The Ball and The Cross by G. K. Chesterton (New York: Dover Publications, 1995; originally published in 1910. 178 pp)
G. K. Chesterton was an English writer, philosopher, and Christian apologist. He is best known for his non-fiction such as Orthodoxy and The Everlasting Man.
The Good News?
“Have you spread the Gospel?”
This question operates as a foundational principle for the majority of Evangelicals. The core purpose—maybe even the only purpose—surrounds converting souls.
Family must be Christian. When a child is born, the mission of the parents exists only to bring the child to Christ. Unbelievers throughout the family need the cross. I would venture most awkward holiday conversations emerge from this evangelical mandate.
Work does not exist for work’s sake, or for productive demonstrations of key talents; it’s a mission field. Your success in business is measured not by profit, but by converts.
Meaningful friendships matter only among the faithful. Any relationship with the lost occurs on instrumental terms. The purpose of such a relationship isn’t to grow deeper in the knowledge of who this human being might be; they just need to believe.
This approach to life, in my estimation, shoulders the label “shotgun gospel” quite nicely. Instead of loving your family because they are people worthy of love, they are a project.
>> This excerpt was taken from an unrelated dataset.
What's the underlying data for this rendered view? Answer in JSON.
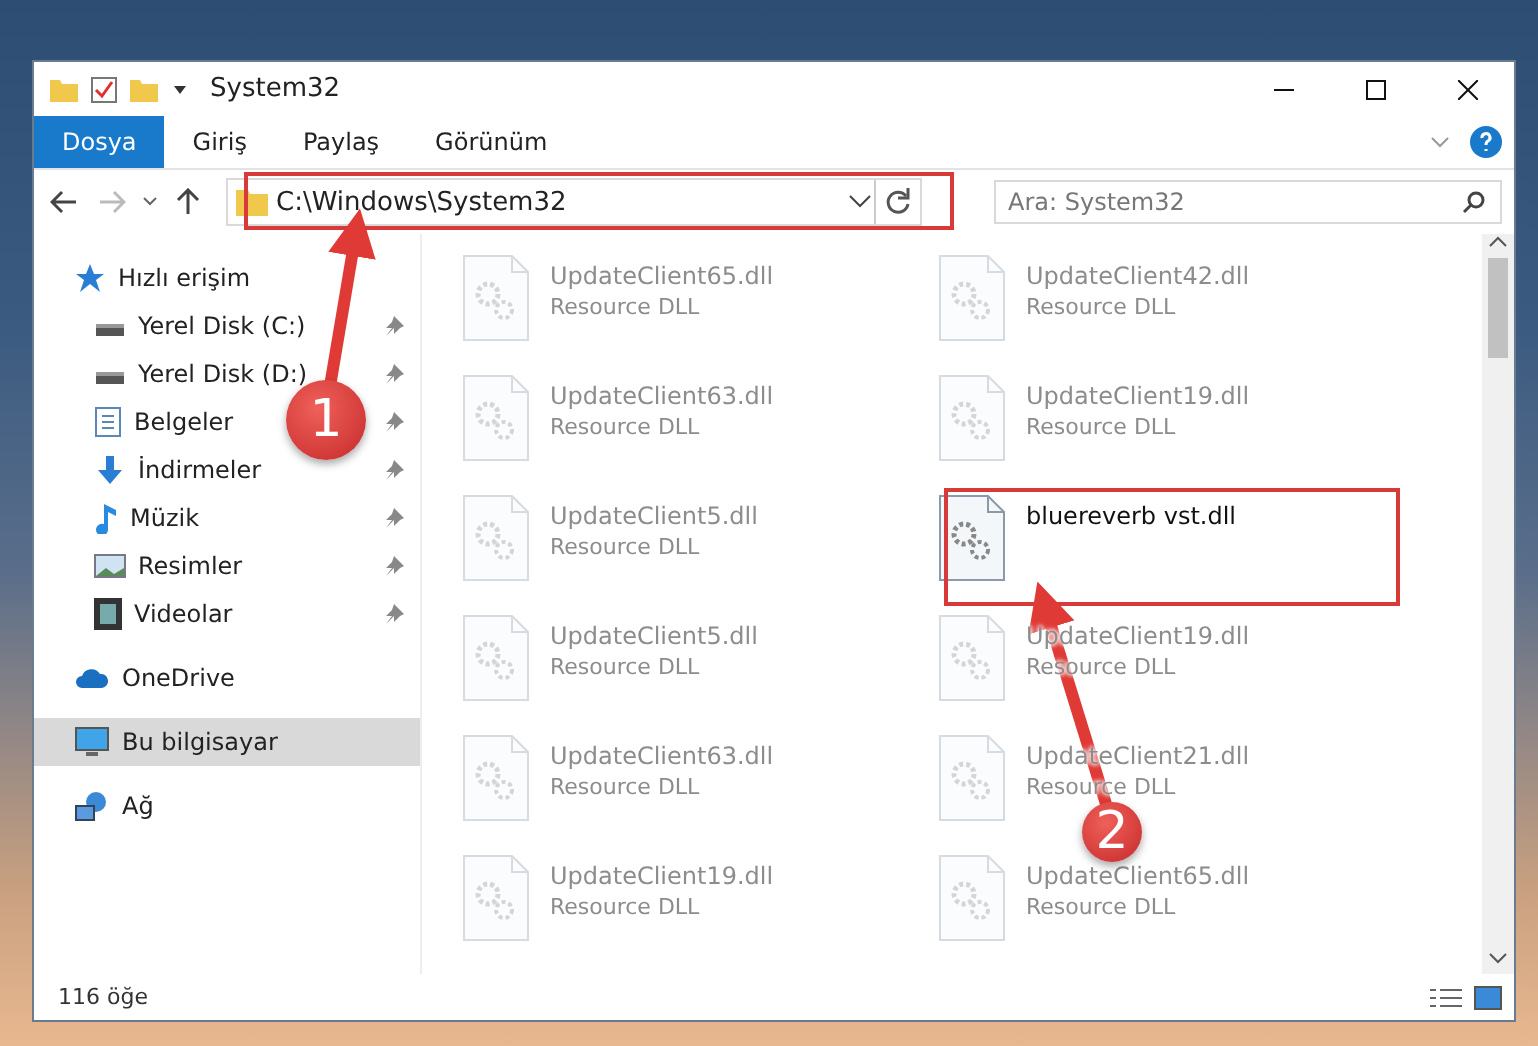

Rather than pursuing your passion in work and creating something of meaning, you are a potential HR nightmare. Instead of pursuing relationships that represent the variety of human culture, the endpoint results in monoculture.
In all these scenarios, the Evangelical has a tendency to speak the truth of Scripture no matter how awkward, damning, or hateful—even if such proselytizing positions are presented under the basis of “love” and educating another for their own good. The approach is like shooting someone at close range with a shotgun hoping that the activity will change in lifestyle.
Significant and meaningful change takes years. If that’s a clear desire, taking out a shotgun and shooting supposed truth at someone doesn’t do much good.
In fact, such an approach typically ends with a shotgun blast in the other direction as both camps plant stakes in the ground and prepare for a drawn-out fight. Taken to its extremes, the fight between disparate belief systems can get pretty absurd.
Under such auspices, The Ball and the Cross forms.
Practically Absurd, in Every Way
Absurd in every way, The Ball and the Cross follows the eternal struggle between two men at the opposite ends of the belief spectrum. On one side we have Turnbull, an outspoken atheist and author of a secularist magazine with a clear mission to publish inflammatory statements about the pillars of the faith.
On the other end, we find Scotsman and pious Catholic, MacIan. All hell breaks loose when this devout man uncovers Turnbull’s statements about the Virgin Mother. Such blasphemy must be punished and fisticuffs ensue.
Taken to a higher court to resolve the issue, MacIan issues a promise:
“’Wherever and whenever I meet that man,’ and he pointed to the editor of ‘The Atheist,’ ‘whether it be outside this door in ten minutes from now, or twenty years hence in some distant country, wherever and whenever I meet that man, I will fight him’” (19).
And thus, chapter after chapter, the pair parry across England, running from the cops that attempt to arrest them, sparring sword to sword hoping to honor what each believes to be true.
A Question of Sanity
The duel escalates in ludicrousness to the point where the entire nation seems to fall under the spell:
“I am a little mad; but, after all, it is only a little madness. When hundreds of high-minded men had fought duels about a jostle with the elbow or the ace of spades, the whole world need not have gone wild over my one little wildness. Plenty of other people have killed themselves between then and now. But all England has gone into captivity in order to take us captive. All England has turned into a lunatic asylum in order to prove us lunatics. Compared with the general public, I might positively be called sane” (167).
Ultimately, The Ball and The Cross explores the absurdity of the fight between competing worldviews. Chesterton, a Catholic himself, can never truly approach the story from an unbiased position. But he certainly presents this novella as a clear example of the uselessness of the fight. And yet, Christians and non-Christians alike will jump into the debate with their shotgun gospels. Maybe we’re all certifiably insane.
Verdict: 3 out of 5